Loren Brandt

On 9 November 2006, Loren Brandt, professor of economics from the University of Toronto, gave a comprehensive assessment of changes in China’s inequality during the reform era at the Contemporary Chinese Economy Series, co-sponsored by PHCWP, EAS, and PIIRS. Using the most updated and comprehensive survey data and summing up a five-year long, collective research by a team of over 40 scholars, Brandt clarified prevailing misperception of China’s inequality. Among these misperceptions are rising income gaps between urban and rural residents and between the coastal and inland provinces. Brandt finds that urban-rural and coastal-inland gaps did not rise significantly since 1987, and in some cases it in fact slightly declined. He does find rising income gaps among “neighbors,” within cities and countryside in coastal or inland regions. Brandt then disaggregates income compositions of households and concludes that differences in wages account for the rising gaps.
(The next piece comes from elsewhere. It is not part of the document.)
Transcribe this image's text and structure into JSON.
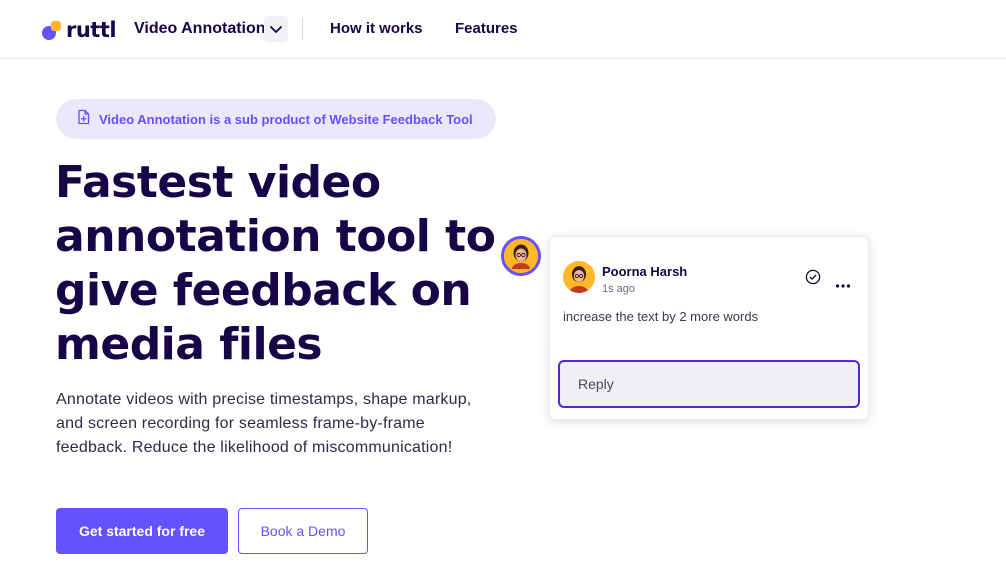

In conclusion, Brandt argues that differential human capital — primarily driven by education — is the root cause of inequality in today’s China, and assesses current policies adopted by the Chinese government to address inequality. (Min Ye)